The defendant appealed against conviction.
He submitted, inter alia, that the judge should have given a Ghosh direction in relation to dishonesty. Accordingly, the conviction was unsafe. The prosecution relied on the existence of the trust deeds and their non-disclosure as amounting to a breach of the certificates. The issues that fell to be determined were: (i) whether, on a proper construction of the certificates, false representations had been made; and (ii) if so, whether a conviction for an offence of attempted fraud and attempted money laundering ought to be substituted in respect of each count of fraud and money laundering pursuant to section 3 of the Criminal Appeal Act 1968 and section 1(1) of the Criminal Attempts Act 1981. It was common ground that, if there had been no false representations, there was no case to answer and the convictions on all the counts, including those relating to money laundering, had to be quashed. The appeal would be allowed.
(1) In interpreting standard forms of certificate, the court had to apply consistent interpretations and not draw fine distinctions. Liability would not be imposed on conveyancers unless it was done in clear terms (see  of the judgment). On the facts, the representations made in the certificates had been true. Accordingly, the convictions on the fraud counts could not be sustained, as the defendant had not only been indicted on the basis that the representations as to the certificates had been false, but the judge had left the case to the jury on the basis that they had to be sure that the representations had been false (see , ,  of the judgment). Barclays Bank plc v Weeks Legg & Dean (a firm); Barclays Bank plc v Layton Lougher & Co (a firm); Mohamed v Fahiya; N E Hopkin John & Co (a firm), third party  3 All ER 213 considered; Midland Bank v Cox McQueen (a firm)  All ER (D) 62 considered.

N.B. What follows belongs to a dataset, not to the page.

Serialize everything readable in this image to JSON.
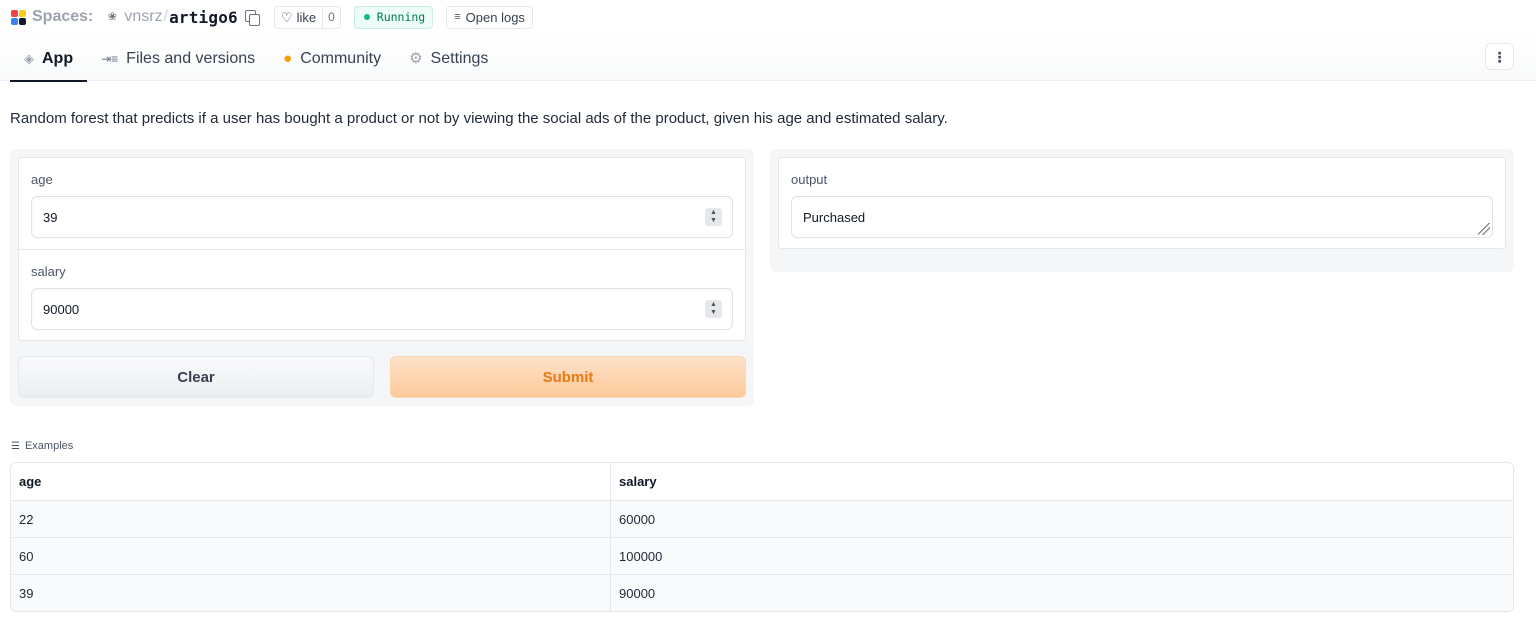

(2) Applying established principles, on the facts, it was not possible to conclude that the jury had to have been sure that the defendant had intended to be dishonest in respect of the very technical representations he had been required to make; it was quite possible from the lax way in which he had conducted his business that he had paid little attention to the details of representations in the certificates. The jury might well have found that the defendant had been dishonest in failing to disclose his interests, but the prosecution had rightly not sought to contend that the court should substitute a conviction on a basis other than the offence of attempt to make the representations set out in the certificates (see ,  of the judgment).
The convictions on all the counts on which the defendant had been found guilty would be quashed. The count of conspiracy to pervert the course of justice to which the defendant had pleaded guilty would be una
ffected. As he had served the sentence for that count, he was entitled to be released (see ,  of the judgment).
Peter Christopher Rouch QC and John Ryan (instructed by TNT Solicitors) for the defendant; David Perry QC (instructed by the Crown Prosecution Service) for the Crown.